Similarly, you may want to review your list of beneficiaries to ensure that your selections reflect your current circumstances. For instance, if you are recently divorced, you should review your will and change anything that may be associated with your ex-spouse and their family.

4. Make sure you’ve appointed a legal guardian for any minor children.

No parent wants to think about what would happen if they pass away or become incapacitated while their child is still a minor. However, this is precisely why naming a legal guardian in your Will is so important.

Typically, if you die before the child turns 18, your child’s other parent becomes the legal guardian and assumes responsibility for that child’s care and well-being. If you both pass away (or if the other parent is not involved in your child’s life), naming a legal guardian or guardians in your Will ensures that important decisions about your child’s future are not left to a court or Department of Social Services.

5. Organize your digital assets.

When going through the estate planning process, sorting finances or personal matters may be top of mind.
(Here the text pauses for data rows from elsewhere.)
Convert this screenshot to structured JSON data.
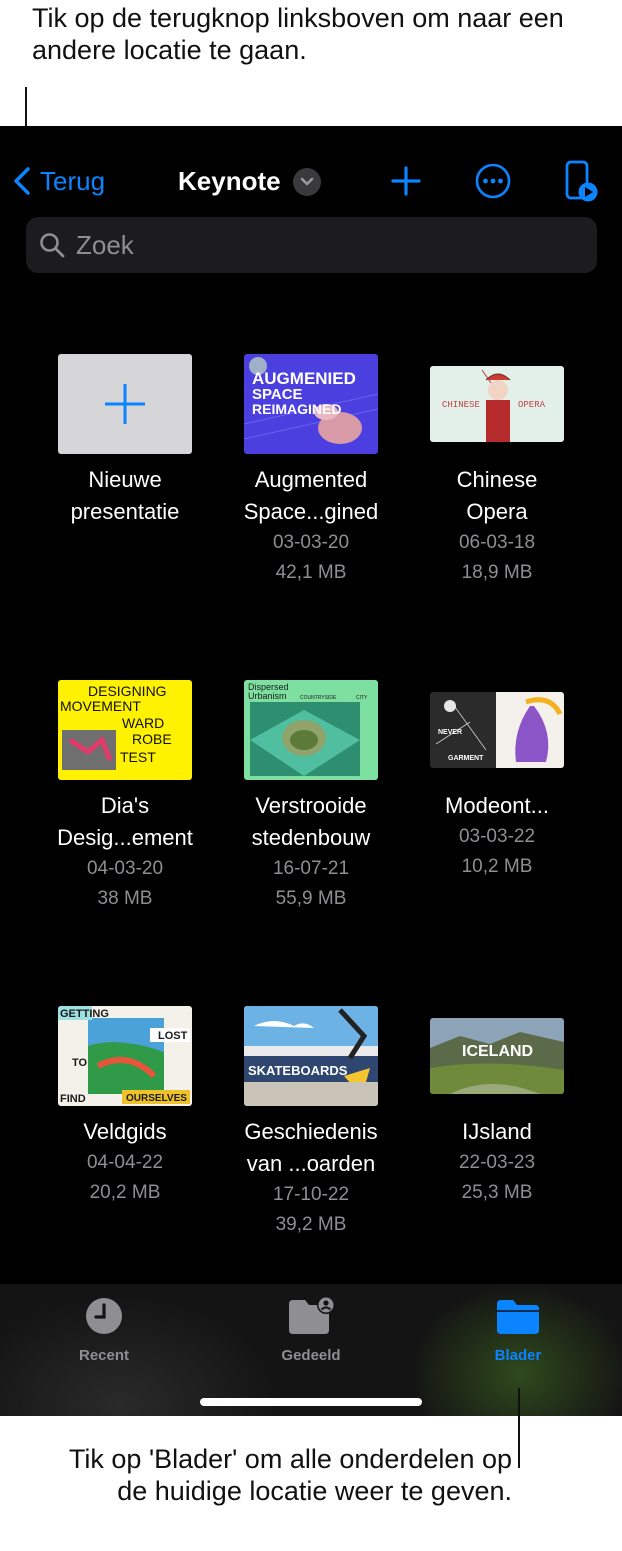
{
  "callouts": {
    "top": "Tik op de terugknop linksboven om naar een andere locatie te gaan.",
    "bottom": "Tik op 'Blader' om alle onderdelen op de huidige locatie weer te geven."
  },
  "nav": {
    "back_label": "Terug",
    "title": "Keynote",
    "icons": [
      "chevron-left-icon",
      "chevron-down-icon",
      "plus-icon",
      "more-icon",
      "play-device-icon"
    ]
  },
  "search": {
    "placeholder": "Zoek"
  },
  "colors": {
    "accent": "#0a84ff",
    "background": "#000000",
    "secondary_text": "#8e8e93"
  },
  "grid": {
    "new": {
      "label1": "Nieuwe",
      "label2": "presentatie"
    },
    "items": [
      {
        "line1": "Augmented",
        "line2": "Space...gined",
        "date": "03-03-20",
        "size": "42,1 MB"
      },
      {
        "line1": "Chinese",
        "line2": "Opera",
        "date": "06-03-18",
        "size": "18,9 MB"
      },
      {
        "line1": "Dia's",
        "line2": "Desig...ement",
        "date": "04-03-20",
        "size": "38 MB"
      },
      {
        "line1": "Verstrooide",
        "line2": "stedenbouw",
        "date": "16-07-21",
        "size": "55,9 MB"
      },
      {
        "line1": "Modeont...",
        "line2": "03-03-22",
        "date": "10,2 MB",
        "size": ""
      },
      {
        "line1": "Veldgids",
        "line2": "04-04-22",
        "date": "20,2 MB",
        "size": ""
      },
      {
        "line1": "Geschiedenis",
        "line2": "van ...oarden",
        "date": "17-10-22",
        "size": "39,2 MB"
      },
      {
        "line1": "IJsland",
        "line2": "22-03-23",
        "date": "25,3 MB",
        "size": ""
      }
    ],
    "thumb_text": {
      "augmented": [
        "AUGMENIED",
        "SPACE",
        "REIMAGINED"
      ],
      "chinese": [
        "CHINESE",
        "OPERA"
      ],
      "designing": [
        "DESIGNING",
        "MOVEMENT",
        "WARD",
        "ROBE",
        "TEST"
      ],
      "dispersed": [
        "Dispersed",
        "Urbanism",
        "COUNTRYSIDE",
        "CITY"
      ],
      "garment": [
        "NEVER",
        "GARMENT"
      ],
      "getting": [
        "GETTING",
        "LOST",
        "TO",
        "FIND",
        "OURSELVES"
      ],
      "skate": [
        "SKATEBOARDS"
      ],
      "iceland": [
        "ICELAND"
      ]
    }
  },
  "tabbar": {
    "recent": "Recent",
    "shared": "Gedeeld",
    "browse": "Blader"
  }
}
However, organizing your digital assets should be just as important.

Nowadays, it’s common for many people to secure personal information online, whether that be through emails, social media accounts, or even the notes app on a smartphone. To ensure a secure transfer of accounts post-mortem, there are steps you can take in preparation.

Start by recording all digital assets and their respective passwords and decide who will be responsible for the information after your passing. Saving sensitive files to an external hard drive or backing the files up to a cloud-based storage solution guarantees your most important files will be saved.

Many states may also have specific requirements when it comes to digital assets, so it could be helpful to work with an attorney to update documents accordingly. Follow our helpful checklist to ensure your digital assets are as secure as possible.

6. Take steps now to make your future executor’s job easier.

Your future executor plays a large role in how your estate will be handled. Organizing certain documents and having important conversations in advance can help make the executor’s job easier when the time comes.

The first step is to plan ahead and make sure your executor knows that you’ve chosen them and where they can find all important documents. Having these documents in order makes for a smoother transition. Give your executor time to go through them in case they have any questions. Any major life events from the time of designating an executor to the time of death should be noted, including divorce, a new marriage, etc.

Finally, your finances should be in order. Having a list of assets makes it easier for your executor to pay off any outstanding debts. Working with an experienced attorney to draft these documents will ensure an easier transition.

7. Review your entire estate plan and consider whether you need to make any changes.

Your life circumstances can change a lot in a few short years, so be sure to review your entire estate plan and consider whether you need to make any changes, especially if you have yet to do so recently. When making these updates, ensure that all your retirement accounts, joint properties, life insurance, and beneficiary designations are recent.

Major life events may include getting divorced, remarried, adopting a child or giving birth, death of a spouse or a child, incapacitation, death of a designated beneficiary, a personal health decline, or a significant change in assets. If these don’t apply, it may still be beneficial to review your estate plan annually to reflect your most up-to-date wishes. The more current your estate plan, the easier it will be for your executor to carry out your requests.

It’s important to determine whether the state you live in has any special requirements for updates to your estate plan, and working with an experienced attorney can help.

Get help keeping your estate planning resolutions.

The best way to keep your 2023 estate planning resolutions is to work with a knowledgeable estate planning attorney. The Law Office of Patricia E. Tichenor, P.L.L.C. has over 20 years of experience serving the needs of Virginia families, and we can help you with creating or updating your estate plans. Contact us today for a free consultation to learn more.